I still want to confront whoever made that middle school fractions book which made it way more complicated than it had to be. To this day I don't know why they would ignore the most important thing about fractions."
"I grew up a sickly child. When I was a baby or toddler, my parents would discover me with blue lips and they'd rush me to the emergency room for a breathing treatment. I would get sick often, and if I got a chest cold I had it for weeks. I would be so sick, I'd have to sleep sitting up because I'd cough too much to lay down and also I wouldn't be able to get enough oxygen into my lungs. When I was in grade school, I was so amazed that all the other kids would keep running even though their lungs were on fire. It turns out, only MY lungs were on fire.
In my senior year of high school, I got extremely sick for 4 months. I was so sick that I'd have to walk at a very slow pace, and I'd have to pause halfway up a flight of 13 stairs (to get to my high school's entrance). On my fourth visit to the doctor, I was diagnosed with bronchitis. I was prescribed oral steroids, antibiotics, and an inhaler. It changed my life! Now I just recognize how it feels and tell the doctor that I have bronchitis and he or she listens to my lungs and gives me the drugs I need to heal me.
Finally, when I was 24, I was diagnosed with allergies. I now take a whole lot of allergy medication, but I can breathe. I've only had bronchitis twice since then (nearly 2 decades)."
"We wear these horrible ugly uniforms at work (I try not to complain, as they're fairly comfortable and hide my body from the many perverts on site). We were due to get new uniforms, with our names stitched and all that fancy stuff. I noticed a rack of uniforms sitting in the break room for a few days, but didn't think much of it. The day after the uniforms were removed, a coworker asked if I had tried on the uniform sizes. Cue my look of confusion and a roundabout conversation, leading to the realization that I was supposed to figure out what size my 16 uniforms needed to be. Nobody mentioned anything about it to me, including my supervisor. The uniforms where supposed to arrive yesterday, but I wasn't working so I don't know what is waiting for me next time I go in. Anyway, that's my 'why did nobody tell me until AFTER the trial uniforms were gone' moment."
"I knew since about age 7 that one day I would have a period and it would be one of the worst experiences of my life, and it would be repeated over and over and over again.
I dreaded it for years until one day at around age 11. My mom and I were visiting my grandparents at their beach condominium. My mom unexpectedly got her period and sent me and my grandmother to the store for tampons. My grandmother was super embarrassed. She said that everyone would know I'm too young for the tampons she was buying and that she was too old.

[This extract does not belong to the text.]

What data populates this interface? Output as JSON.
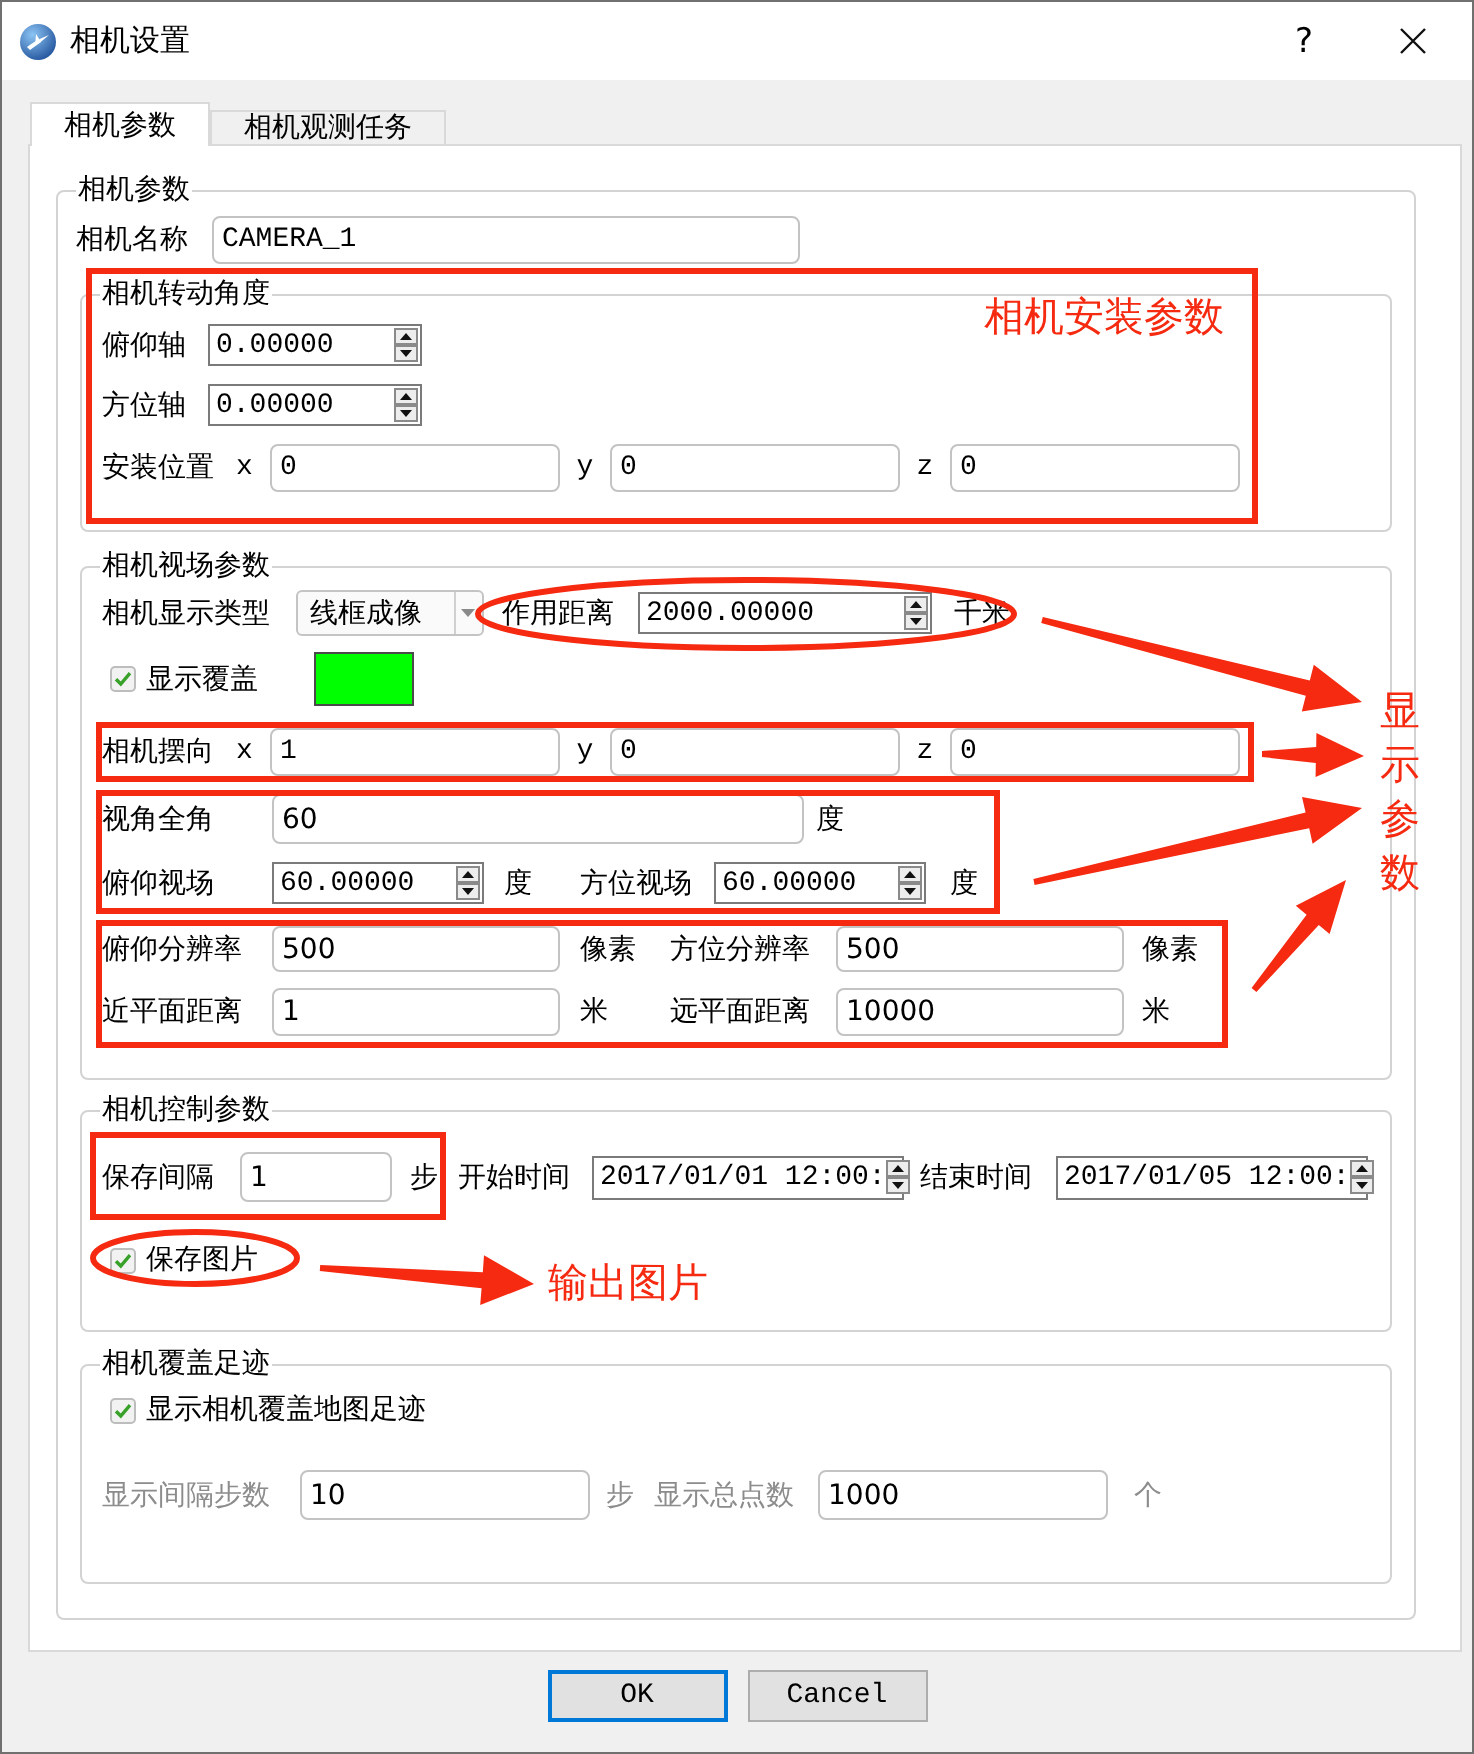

Too old?! You mean it stops?! I don't have to bleed until the day I die? It was a relief. I've been looking forward to menopause ever since. I'm worried about the hot flashes but it doesn't outweigh how excited I am to stop bleeding."
"I grew up to think 'attention deficit hyperactivity disorder' wasn't real and that the problem is the education system (still believe that a kid who can sit 8 hours straight and listen to school is the abnormal one though). I also thought that the most medication for ADHD is addictive, after witnessing my friends get so depressed from it. I've had terrible experiences in school, teachers hated me for no reason, forever underachieving and I was messy and late to everything. Aside from having a lot of interest, reading, and understanding stuff quick (also passed that governmental gifted test), I was never able to finish one homework question. I thought I was depressed for so many years and also had sleeping problems.
After failing my first semester of university they told me to get diagnosed, which I was, with severe ADHD and writing difficulties. The medication seemed to fix all of my problems like magic. It gave me energy, fixed sleep difficulties, got me organized and most important of all - I enjoy much more while learning and not just at the end."
Points are edited for clarity.